**TASK TO COMPLETE:** Copy each line of the entries beneath that contains the word "Employee".

[Opening DATA section]

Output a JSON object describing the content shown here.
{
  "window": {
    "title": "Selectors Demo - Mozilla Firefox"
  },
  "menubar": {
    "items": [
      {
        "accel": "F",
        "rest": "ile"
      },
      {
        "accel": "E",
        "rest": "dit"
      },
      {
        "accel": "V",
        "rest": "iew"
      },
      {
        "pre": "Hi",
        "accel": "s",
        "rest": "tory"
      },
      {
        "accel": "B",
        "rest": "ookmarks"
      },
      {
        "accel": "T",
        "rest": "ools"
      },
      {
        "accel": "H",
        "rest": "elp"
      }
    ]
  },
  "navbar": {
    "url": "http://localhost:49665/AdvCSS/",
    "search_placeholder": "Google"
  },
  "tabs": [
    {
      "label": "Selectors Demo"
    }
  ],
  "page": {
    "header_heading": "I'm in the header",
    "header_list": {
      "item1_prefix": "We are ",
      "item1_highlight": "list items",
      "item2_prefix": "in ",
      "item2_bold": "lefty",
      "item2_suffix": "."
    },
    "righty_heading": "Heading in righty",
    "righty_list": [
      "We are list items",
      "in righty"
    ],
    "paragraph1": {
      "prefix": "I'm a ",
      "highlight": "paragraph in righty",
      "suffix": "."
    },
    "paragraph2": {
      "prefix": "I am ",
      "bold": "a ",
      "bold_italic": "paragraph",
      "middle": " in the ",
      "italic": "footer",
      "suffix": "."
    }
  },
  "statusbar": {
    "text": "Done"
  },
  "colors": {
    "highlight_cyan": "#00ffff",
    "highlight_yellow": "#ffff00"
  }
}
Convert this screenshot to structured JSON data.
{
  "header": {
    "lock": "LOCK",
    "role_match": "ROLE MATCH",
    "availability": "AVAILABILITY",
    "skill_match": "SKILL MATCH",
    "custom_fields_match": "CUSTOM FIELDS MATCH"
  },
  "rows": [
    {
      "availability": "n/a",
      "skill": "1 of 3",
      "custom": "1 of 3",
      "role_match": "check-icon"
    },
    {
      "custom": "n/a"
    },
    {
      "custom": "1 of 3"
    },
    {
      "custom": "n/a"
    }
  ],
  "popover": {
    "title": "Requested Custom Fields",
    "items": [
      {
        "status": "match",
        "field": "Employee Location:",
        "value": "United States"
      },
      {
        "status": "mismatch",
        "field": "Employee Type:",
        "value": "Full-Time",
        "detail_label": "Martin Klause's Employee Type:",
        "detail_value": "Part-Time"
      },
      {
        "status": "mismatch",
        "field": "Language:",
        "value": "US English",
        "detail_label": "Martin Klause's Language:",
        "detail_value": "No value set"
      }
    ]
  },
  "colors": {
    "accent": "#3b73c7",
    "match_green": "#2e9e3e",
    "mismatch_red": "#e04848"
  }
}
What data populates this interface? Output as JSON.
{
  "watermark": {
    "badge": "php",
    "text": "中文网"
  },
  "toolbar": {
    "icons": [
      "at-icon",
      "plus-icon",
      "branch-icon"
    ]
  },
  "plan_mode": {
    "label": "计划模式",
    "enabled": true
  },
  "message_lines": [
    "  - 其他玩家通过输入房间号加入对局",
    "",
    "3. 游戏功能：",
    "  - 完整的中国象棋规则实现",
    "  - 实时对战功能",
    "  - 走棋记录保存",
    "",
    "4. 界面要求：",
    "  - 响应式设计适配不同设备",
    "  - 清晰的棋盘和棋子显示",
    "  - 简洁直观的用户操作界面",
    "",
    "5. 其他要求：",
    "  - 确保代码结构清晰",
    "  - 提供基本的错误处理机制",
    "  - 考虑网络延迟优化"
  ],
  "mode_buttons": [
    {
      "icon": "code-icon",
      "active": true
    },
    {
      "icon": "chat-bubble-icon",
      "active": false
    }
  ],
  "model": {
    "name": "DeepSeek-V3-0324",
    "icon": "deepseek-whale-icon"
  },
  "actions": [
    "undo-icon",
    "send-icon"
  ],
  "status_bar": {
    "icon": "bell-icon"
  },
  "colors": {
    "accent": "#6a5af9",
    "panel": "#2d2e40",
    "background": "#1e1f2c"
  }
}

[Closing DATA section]

**SOLUTION FOR THIS TASK:**
        "field": "Employee Location:",
        "field": "Employee Type:",
        "detail_label": "Martin Klause's Employee Type:",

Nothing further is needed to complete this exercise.